God called me overseas first. I’ve wanted to be a cross-cultural worker since a retreat in 6th grade. My calling overseas has propelled me forward, sustained me when times were hard, and been the driving force of much of my life.
God called my husband overseas second. He came to faith in high school and went through a rough patch with legalism in college. During his pursuit of a Master of Theology in his 30s, God began calling him into overseas ministry. (Let the record show that I was already serving in Tanzania at that time… not that anyone’s keeping records!)
3 out of the 3 overseas assignments we’ve accepted as a couple have been based mainly on my work. It’s fairly easy to find work as a medical provider overseas, but a theologian who doesn’t feel called to church planting can be harder to place.
During our overseas assignments, I have had clear expectations and been automatically granted a certain level of respect for the job I’m doing. My days are purposeful and full. I’m doing work that I’ve always dreamed of doing.
My husband’s time overseas thus far has involved much more vague job descriptions and unspecified tasks. As a man who loves to cook and hasn’t fathered a child, he’s viewed with some suspicion in the rural African villages we’ve lived in. Yet, with his good-natured personality and his deep faith, he has accepted these circumstances and trusted God to use him and guide him.
By God’s grace, our time overseas has been fruitful and joyful despite challenges and struggles.
God called my husband back to the U.S. first. He saw the writing on the wall with COVID right from the start. As he started wondering what we’d do back in the States, the long-buried dream of becoming a chaplain started to surface. He began researching programs and polishing his application.
God called me back to the U.S. second. After much kicking, screaming, crying, and stubbornness, I finally gave up and gave in. I honestly didn’t really believe we were going home until we boarded that plane. There was so much I still wanted to do overseas and so little I wanted to do in the U.S.
When we moved back home and God made it very clear that he was calling my husband to begin a 2-year hospital chaplain training program, I was equal parts proud wife and crushed dreamer. I love that my husband is pouring himself into this important ministry, but I struggle returning to work that I’m not passionate about.
I’ve battled with jealousy and bitterness as I watch my husband pursue his passions while I punch a clock. He seems to live in technicolor while my days feel more black and white. And, believe me, I know how spoiled and ungrateful I seem. He sacrificed and supported my dreams. He even opened himself up and accepted a new calling. It’s only fair that I should do the same.
It doesn’t feel fair, though. And it certainly isn’t easy.

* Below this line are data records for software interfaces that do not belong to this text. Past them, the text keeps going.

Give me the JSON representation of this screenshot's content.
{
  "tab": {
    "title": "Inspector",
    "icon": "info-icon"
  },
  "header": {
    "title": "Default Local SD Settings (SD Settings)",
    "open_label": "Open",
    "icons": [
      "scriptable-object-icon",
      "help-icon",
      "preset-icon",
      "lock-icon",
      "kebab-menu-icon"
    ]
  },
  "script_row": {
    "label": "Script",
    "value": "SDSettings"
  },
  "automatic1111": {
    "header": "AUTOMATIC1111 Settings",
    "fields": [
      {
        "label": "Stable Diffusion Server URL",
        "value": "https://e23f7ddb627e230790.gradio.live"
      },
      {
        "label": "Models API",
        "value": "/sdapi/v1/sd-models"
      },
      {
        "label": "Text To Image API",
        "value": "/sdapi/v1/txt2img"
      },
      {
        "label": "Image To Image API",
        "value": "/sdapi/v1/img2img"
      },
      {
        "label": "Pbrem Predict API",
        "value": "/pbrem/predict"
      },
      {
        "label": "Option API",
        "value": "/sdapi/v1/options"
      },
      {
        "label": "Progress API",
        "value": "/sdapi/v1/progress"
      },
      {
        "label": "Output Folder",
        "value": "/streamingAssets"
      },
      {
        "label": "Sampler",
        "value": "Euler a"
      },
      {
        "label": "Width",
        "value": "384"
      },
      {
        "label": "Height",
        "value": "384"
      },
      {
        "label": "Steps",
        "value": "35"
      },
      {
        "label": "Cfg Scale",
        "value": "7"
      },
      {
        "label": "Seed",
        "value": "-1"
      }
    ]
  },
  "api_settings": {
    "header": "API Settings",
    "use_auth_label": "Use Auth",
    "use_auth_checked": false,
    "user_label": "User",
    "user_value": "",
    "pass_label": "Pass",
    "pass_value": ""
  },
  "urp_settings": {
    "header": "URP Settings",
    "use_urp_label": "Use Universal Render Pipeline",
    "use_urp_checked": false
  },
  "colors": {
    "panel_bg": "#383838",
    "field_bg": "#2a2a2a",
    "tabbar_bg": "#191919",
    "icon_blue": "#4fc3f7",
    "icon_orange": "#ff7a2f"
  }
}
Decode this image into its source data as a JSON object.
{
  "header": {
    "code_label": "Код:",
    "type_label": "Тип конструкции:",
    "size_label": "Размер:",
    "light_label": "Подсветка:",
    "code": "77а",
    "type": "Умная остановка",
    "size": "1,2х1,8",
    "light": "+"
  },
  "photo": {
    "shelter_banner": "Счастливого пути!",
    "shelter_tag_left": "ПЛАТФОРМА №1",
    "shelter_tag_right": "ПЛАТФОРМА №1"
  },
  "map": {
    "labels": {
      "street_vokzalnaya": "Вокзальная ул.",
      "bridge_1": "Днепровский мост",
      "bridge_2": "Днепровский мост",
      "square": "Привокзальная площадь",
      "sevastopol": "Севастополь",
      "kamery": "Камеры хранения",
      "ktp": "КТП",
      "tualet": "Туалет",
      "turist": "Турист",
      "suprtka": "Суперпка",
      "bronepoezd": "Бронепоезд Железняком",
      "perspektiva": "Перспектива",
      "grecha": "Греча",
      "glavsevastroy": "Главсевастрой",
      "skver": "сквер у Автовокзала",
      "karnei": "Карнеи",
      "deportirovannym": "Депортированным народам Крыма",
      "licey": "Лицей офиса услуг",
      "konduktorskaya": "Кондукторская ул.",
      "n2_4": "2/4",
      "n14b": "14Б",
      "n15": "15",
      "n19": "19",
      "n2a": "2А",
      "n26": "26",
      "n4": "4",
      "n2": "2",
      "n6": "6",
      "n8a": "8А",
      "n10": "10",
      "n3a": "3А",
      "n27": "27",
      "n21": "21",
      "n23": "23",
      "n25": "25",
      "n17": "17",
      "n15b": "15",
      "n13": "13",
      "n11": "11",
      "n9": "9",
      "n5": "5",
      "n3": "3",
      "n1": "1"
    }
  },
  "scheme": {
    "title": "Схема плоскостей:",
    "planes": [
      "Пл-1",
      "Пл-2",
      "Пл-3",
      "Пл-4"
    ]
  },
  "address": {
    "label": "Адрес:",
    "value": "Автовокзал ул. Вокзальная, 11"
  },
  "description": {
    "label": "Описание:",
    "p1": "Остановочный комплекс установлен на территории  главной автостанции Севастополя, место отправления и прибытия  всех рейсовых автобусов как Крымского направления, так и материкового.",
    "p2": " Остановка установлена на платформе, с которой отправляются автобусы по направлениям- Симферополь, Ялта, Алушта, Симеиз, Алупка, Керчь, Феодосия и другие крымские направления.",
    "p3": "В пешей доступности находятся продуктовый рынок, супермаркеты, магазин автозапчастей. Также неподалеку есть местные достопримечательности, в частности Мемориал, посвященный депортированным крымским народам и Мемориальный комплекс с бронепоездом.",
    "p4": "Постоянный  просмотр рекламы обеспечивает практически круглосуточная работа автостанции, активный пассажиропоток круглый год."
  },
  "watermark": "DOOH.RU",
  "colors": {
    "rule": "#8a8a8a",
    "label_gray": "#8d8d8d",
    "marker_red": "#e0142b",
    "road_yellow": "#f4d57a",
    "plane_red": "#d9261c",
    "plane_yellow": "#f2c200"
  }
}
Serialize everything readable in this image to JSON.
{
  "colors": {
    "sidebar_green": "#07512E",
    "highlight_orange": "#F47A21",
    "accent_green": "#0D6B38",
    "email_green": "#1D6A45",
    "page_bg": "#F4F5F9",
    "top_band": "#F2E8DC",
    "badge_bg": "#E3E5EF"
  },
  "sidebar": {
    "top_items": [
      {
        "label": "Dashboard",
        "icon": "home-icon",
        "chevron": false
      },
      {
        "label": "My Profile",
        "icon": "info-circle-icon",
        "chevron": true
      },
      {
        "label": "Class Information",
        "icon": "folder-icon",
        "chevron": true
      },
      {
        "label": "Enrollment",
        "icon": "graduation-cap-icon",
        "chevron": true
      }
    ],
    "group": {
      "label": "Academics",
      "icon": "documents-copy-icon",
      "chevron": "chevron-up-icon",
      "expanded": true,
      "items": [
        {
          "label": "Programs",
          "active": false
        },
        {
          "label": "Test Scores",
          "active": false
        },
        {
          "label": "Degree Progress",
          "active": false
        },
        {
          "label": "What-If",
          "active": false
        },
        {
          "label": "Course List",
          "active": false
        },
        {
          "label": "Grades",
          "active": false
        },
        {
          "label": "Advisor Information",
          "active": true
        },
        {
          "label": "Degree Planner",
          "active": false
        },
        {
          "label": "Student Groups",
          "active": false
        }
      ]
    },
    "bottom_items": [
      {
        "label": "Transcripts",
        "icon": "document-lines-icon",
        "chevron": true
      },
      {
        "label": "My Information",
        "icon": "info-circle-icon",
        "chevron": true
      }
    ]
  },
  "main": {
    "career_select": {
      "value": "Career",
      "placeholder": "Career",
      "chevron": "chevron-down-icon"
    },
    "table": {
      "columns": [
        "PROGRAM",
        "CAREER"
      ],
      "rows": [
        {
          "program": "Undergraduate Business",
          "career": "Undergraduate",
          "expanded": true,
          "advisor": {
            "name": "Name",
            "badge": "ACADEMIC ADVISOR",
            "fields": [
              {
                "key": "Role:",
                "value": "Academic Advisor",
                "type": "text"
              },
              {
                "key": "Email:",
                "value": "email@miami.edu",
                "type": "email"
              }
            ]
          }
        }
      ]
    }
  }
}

I think the crux of it for me is that somewhere along the way I started to confuse my productivity for Christ with my identity in Christ. As a cross-cultural worker, my work on the margins brings me close to the God who came to seek and save those on the margins. But I make a crucial mistake when I start to imagine that my work earns me that closeness with Christ. Because then when the work is taken away, I feel rudderless, purposeless, and seem to drift quickly from my Father.
I identify as an overseas worker. My husband identifies as a Christian working overseas. Guess who has a harder time returning home?
I know the churchy answers, but my heart rebels against them. I am just like the Israelites who bore this reproach:
“For thus said the Lord GOD, the Holy One of Israel, “In returning and rest you shall be saved; in quietness and in trust shall be your strength.” But you were unwilling.” (Isaiah 30:15, ESV)
The Israelites and I are both promised a savior and strength if we will return to God and trust in Him. We both find the thought of returning distasteful and overwhelming. We both have a God who longs to bless us no matter how much we push him away. We’ve both forgotten that our main identity is not what fills our hours or where we lay our head, but how deeply and completely and totally loved we are by our God.
Has your returning journey involved some unwilling kicking and screaming or dragging your feet? Have you wrestled with differences in your spouse’s calling or ministry and what that looks like back ‘home’?